Hewson Group director Nick Hewson, says “The main problem is that politically attractive and easy to address areas have attracted the most attention.
“Big spending departments such as social services have remained largely untouched and delivery mechanisms other than online and call centres have not been subject to any real change”
“There are a number of priority objectives that actually get in the way of
delivering sustainable service improvements and efficiencies,” says David Gale, Derby City Council’s principal IT Consultant, a contributor to the report.
“Without the ‘vision’ or big picture, implementing e-Government becomes little more than a bean-feast for suppliers, only too keen to lock you in to their proprietary systems architecture, with a module to enable this, and a new module to enable that.” Gale adds
The report argues in the last fifteen years the leading private sector companies have had to undertake radical transformations to deal with consumer demand and deliver services faster and cheaper . To succeed they have embraced investment in relevant technologies together with cultural change and applied far reaching revision to both processes and infrastructure.
“We see very little evidence of any public sector transformation comparable
to private sector” said Nick Hewson “Without this happening it is difficult to see how frontline services can be improved across the most relevant channels and costs reduced at the same time. It is clearly important that every 1 that it is spent by local authorities is made to work very hard. We don’t believe that it is working very hard at all right now and the process and structure inefficiencies may mean that for many Authorities, arguably, only about 85-90p is truly defensible. This represents a huge latent saving that could be directed at reducing council tax or providing more services”.
The report authors are not arguing for cuts in services or for a privatization agenda. Melanie Badenhorst, operations director at Hewson and a veteran of local government business process re-engineering believes there is a compelling argument for seeking more efficiency:

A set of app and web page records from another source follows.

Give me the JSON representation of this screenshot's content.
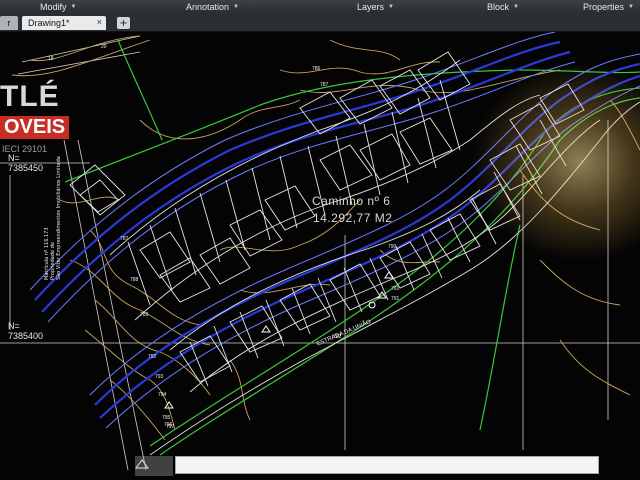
{
  "menubar": {
    "items": [
      {
        "label": "Modify"
      },
      {
        "label": "Annotation"
      },
      {
        "label": "Layers"
      },
      {
        "label": "Block"
      },
      {
        "label": "Properties"
      }
    ]
  },
  "tabs": {
    "start_label": "r",
    "drawing_label": "Drawing1*",
    "close_glyph": "×",
    "add_glyph": "+"
  },
  "drawing": {
    "northing_1": "N=",
    "northing_1_value": "7385450",
    "northing_2": "N=",
    "northing_2_value": "7385400",
    "lot_name": "Caminho nº 6",
    "lot_area": "14.292,77 M2",
    "road_label": "ESTRADA DA UNIÃO",
    "vertical_note_1": "Matrícula nº 116.173",
    "vertical_note_2": "Propriedade de",
    "vertical_note_3": "São Vitor Empreendimentos Imobiliários Limitada",
    "contours": [
      "18",
      "20",
      "786",
      "787",
      "787",
      "788",
      "789",
      "790",
      "791",
      "791",
      "792",
      "792",
      "793",
      "794",
      "795",
      "796",
      "797"
    ]
  },
  "watermark": {
    "line1": "TLÉ",
    "line2": "OVEIS",
    "line3": "IECI 29101"
  },
  "colors": {
    "road_blue": "#2a3ad8",
    "road_blue_light": "#6b7cff",
    "green": "#37c83a",
    "contour": "#c9a35c",
    "lot": "#e6e6e6",
    "grid": "#d0d0d0"
  }
}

“Delivery of the sort of services everybody wants from a local authority depends on far better partnership working with radically reduced process cycles. You simply cannot do one without the other but there is a worrying lack of will to do more than merely finesse current working practices rather than change them. Local Authorities cannot ignore the best practice existing elsewhere. It must take the best of the lessons to be learnt from private sector and acknowledge that this supports the public sector ethos and not attacks it”